| Assignment |
Your answer should be an exact copy of the listing.

BEGIN

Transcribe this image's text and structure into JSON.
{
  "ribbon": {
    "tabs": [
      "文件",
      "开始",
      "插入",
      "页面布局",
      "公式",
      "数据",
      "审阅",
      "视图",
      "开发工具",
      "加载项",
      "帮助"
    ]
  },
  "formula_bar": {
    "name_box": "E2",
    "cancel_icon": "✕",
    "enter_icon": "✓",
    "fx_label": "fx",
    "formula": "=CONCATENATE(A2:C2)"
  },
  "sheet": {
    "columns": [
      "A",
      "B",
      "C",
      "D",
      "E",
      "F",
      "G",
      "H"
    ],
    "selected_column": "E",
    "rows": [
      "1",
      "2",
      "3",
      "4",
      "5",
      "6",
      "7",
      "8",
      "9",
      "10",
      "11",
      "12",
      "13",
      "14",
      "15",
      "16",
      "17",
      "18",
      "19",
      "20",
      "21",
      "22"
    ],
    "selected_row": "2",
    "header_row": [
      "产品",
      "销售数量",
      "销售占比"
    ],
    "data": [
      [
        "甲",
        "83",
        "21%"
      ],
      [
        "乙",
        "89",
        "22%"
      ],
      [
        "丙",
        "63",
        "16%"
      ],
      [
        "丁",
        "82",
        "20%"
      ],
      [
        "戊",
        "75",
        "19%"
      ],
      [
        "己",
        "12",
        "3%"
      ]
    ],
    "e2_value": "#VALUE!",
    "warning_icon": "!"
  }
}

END

| Finished exercise |
Transcribe this image's text and structure into JSON.
{
  "ribbon": {
    "tabs": [
      "文件",
      "开始",
      "插入",
      "页面布局",
      "公式",
      "数据",
      "审阅",
      "视图",
      "开发工具",
      "加载项",
      "帮助"
    ]
  },
  "formula_bar": {
    "name_box": "E2",
    "cancel_icon": "✕",
    "enter_icon": "✓",
    "fx_label": "fx",
    "formula": "=CONCATENATE(A2:C2)"
  },
  "sheet": {
    "columns": [
      "A",
      "B",
      "C",
      "D",
      "E",
      "F",
      "G",
      "H"
    ],
    "selected_column": "E",
    "rows": [
      "1",
      "2",
      "3",
      "4",
      "5",
      "6",
      "7",
      "8",
      "9",
      "10",
      "11",
      "12",
      "13",
      "14",
      "15",
      "16",
      "17",
      "18",
      "19",
      "20",
      "21",
      "22"
    ],
    "selected_row": "2",
    "header_row": [
      "产品",
      "销售数量",
      "销售占比"
    ],
    "data": [
      [
        "甲",
        "83",
        "21%"
      ],
      [
        "乙",
        "89",
        "22%"
      ],
      [
        "丙",
        "63",
        "16%"
      ],
      [
        "丁",
        "82",
        "20%"
      ],
      [
        "戊",
        "75",
        "19%"
      ],
      [
        "己",
        "12",
        "3%"
      ]
    ],
    "e2_value": "#VALUE!",
    "warning_icon": "!"
  }
}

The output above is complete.